Entries from a dataset of interfaces
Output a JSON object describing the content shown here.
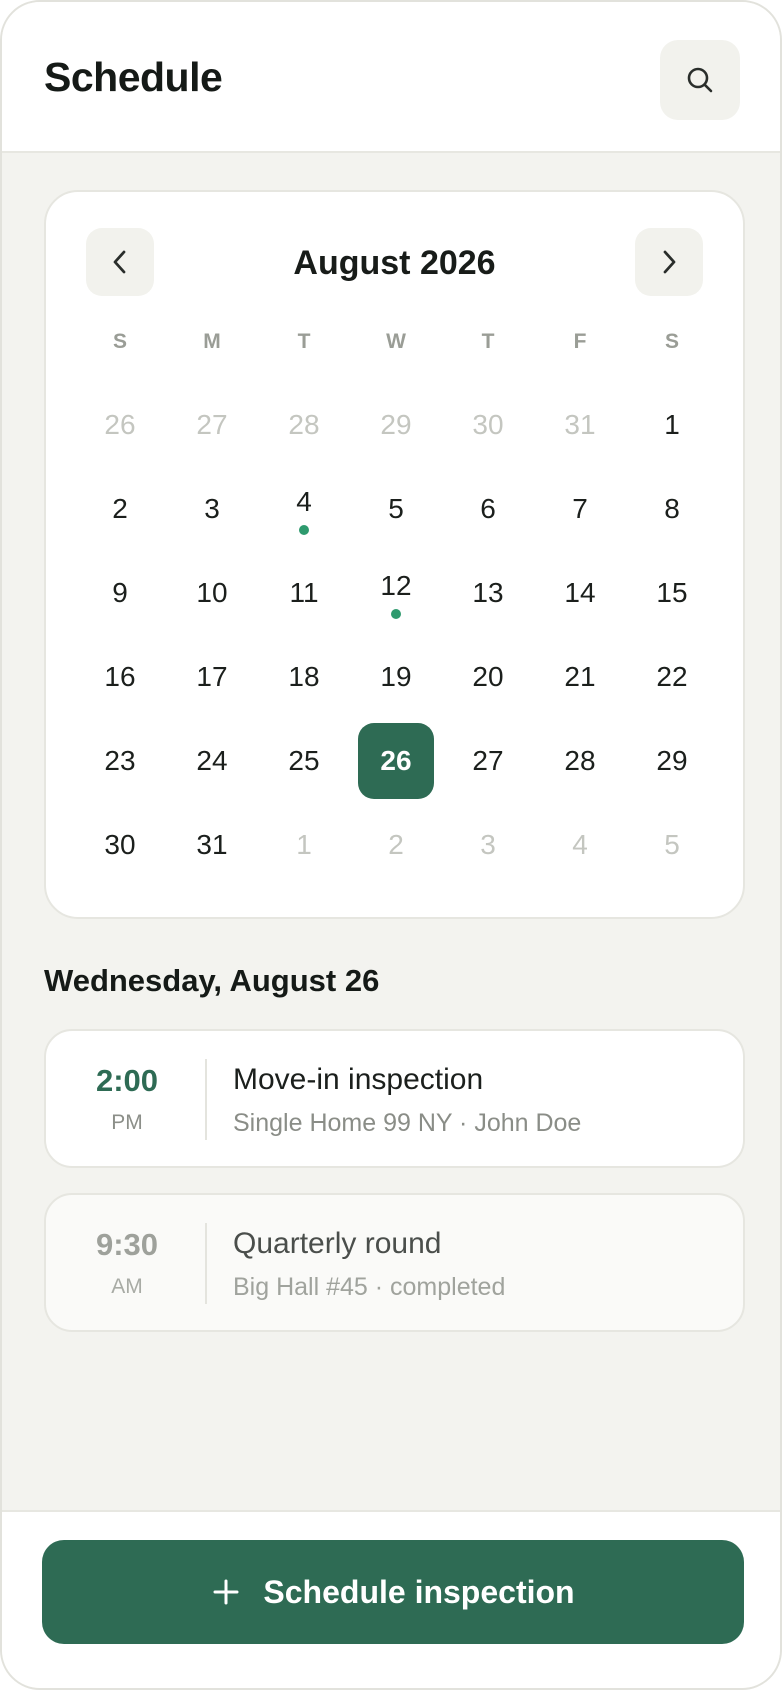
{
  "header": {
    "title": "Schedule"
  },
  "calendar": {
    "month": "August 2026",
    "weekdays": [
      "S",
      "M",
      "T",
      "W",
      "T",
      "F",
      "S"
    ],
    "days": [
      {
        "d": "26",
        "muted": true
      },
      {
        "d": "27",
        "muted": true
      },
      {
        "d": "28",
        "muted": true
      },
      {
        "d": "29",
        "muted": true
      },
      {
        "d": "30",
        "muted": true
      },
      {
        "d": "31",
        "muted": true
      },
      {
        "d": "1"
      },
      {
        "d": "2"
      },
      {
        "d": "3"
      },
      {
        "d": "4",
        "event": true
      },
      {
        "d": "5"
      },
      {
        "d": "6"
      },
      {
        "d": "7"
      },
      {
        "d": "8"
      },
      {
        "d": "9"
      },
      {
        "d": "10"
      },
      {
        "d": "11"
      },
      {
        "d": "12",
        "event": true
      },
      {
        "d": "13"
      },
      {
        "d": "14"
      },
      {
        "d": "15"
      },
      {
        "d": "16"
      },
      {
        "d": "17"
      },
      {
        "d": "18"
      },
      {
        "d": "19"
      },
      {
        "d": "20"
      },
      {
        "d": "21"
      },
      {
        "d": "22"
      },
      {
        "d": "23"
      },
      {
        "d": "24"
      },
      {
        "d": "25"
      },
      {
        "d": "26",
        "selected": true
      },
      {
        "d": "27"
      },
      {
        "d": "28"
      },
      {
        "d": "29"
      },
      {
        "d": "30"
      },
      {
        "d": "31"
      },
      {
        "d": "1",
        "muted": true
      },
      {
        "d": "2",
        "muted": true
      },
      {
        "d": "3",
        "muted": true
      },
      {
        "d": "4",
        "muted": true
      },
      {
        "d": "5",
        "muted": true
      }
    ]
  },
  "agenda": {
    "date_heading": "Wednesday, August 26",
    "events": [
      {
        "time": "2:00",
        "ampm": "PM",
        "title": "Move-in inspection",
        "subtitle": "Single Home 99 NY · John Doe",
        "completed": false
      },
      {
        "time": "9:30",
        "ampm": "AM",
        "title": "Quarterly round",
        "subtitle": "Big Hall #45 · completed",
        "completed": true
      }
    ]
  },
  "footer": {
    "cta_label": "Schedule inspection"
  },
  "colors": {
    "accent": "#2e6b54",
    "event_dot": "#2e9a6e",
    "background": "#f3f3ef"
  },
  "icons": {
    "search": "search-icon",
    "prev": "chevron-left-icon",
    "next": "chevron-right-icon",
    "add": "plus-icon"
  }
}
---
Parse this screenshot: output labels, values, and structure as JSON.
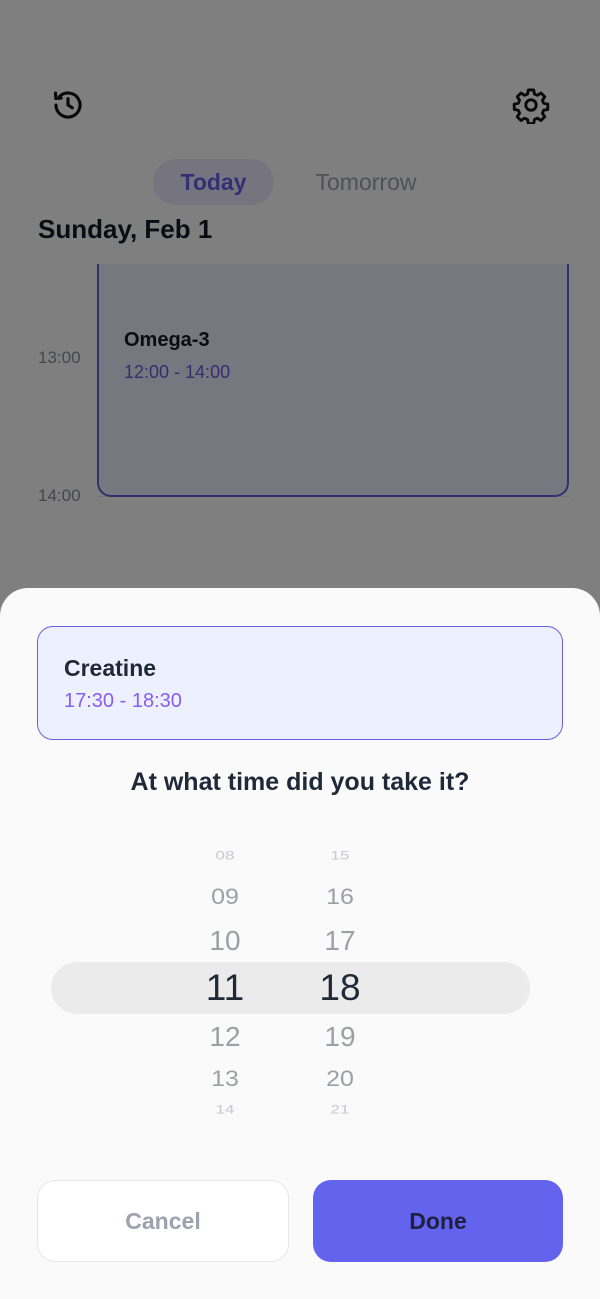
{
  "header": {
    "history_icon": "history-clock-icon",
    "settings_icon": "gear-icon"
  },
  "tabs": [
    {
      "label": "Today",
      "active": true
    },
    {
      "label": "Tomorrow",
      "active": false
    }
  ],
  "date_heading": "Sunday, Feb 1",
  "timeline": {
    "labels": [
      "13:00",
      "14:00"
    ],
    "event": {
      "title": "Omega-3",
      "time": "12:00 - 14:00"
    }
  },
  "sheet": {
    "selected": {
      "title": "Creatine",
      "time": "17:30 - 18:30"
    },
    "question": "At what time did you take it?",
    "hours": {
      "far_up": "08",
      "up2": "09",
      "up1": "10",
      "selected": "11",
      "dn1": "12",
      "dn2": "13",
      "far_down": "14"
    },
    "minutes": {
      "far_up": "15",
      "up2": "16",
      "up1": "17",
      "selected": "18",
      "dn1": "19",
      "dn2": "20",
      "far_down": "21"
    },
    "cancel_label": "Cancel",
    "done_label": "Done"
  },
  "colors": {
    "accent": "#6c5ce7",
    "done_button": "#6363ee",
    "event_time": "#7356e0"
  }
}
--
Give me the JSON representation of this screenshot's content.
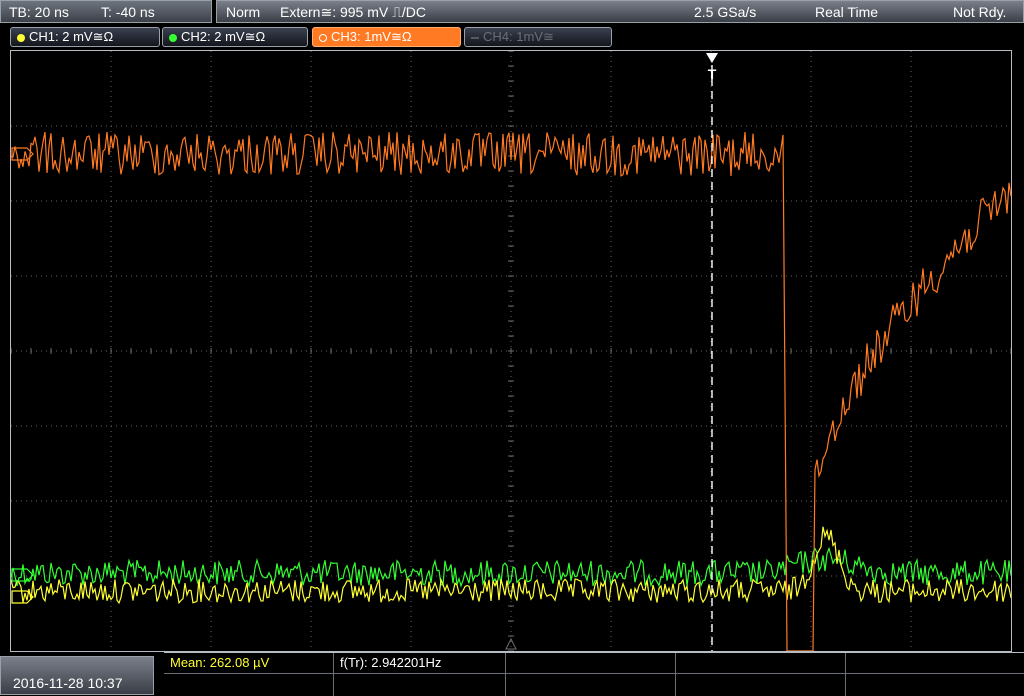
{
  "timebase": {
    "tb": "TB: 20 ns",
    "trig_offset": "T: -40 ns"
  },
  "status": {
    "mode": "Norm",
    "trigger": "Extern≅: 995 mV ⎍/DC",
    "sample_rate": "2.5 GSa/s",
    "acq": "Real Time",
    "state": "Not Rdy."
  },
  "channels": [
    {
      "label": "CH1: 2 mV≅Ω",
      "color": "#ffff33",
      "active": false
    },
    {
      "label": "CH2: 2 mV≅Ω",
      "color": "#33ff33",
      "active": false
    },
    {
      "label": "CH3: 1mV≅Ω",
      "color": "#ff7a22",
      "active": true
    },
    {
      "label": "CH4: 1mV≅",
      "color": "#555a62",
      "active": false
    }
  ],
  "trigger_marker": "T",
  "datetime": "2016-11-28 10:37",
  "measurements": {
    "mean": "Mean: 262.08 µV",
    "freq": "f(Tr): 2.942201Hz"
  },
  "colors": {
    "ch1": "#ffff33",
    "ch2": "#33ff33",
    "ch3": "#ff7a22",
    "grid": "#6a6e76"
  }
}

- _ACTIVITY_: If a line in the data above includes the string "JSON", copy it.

- _RESULT OF THIS EXERCISE_:
Output a JSON object describing the content shown here.
Parse this screenshot: output labels, values, and structure as JSON.
Give me the JSON representation of this screenshot's content.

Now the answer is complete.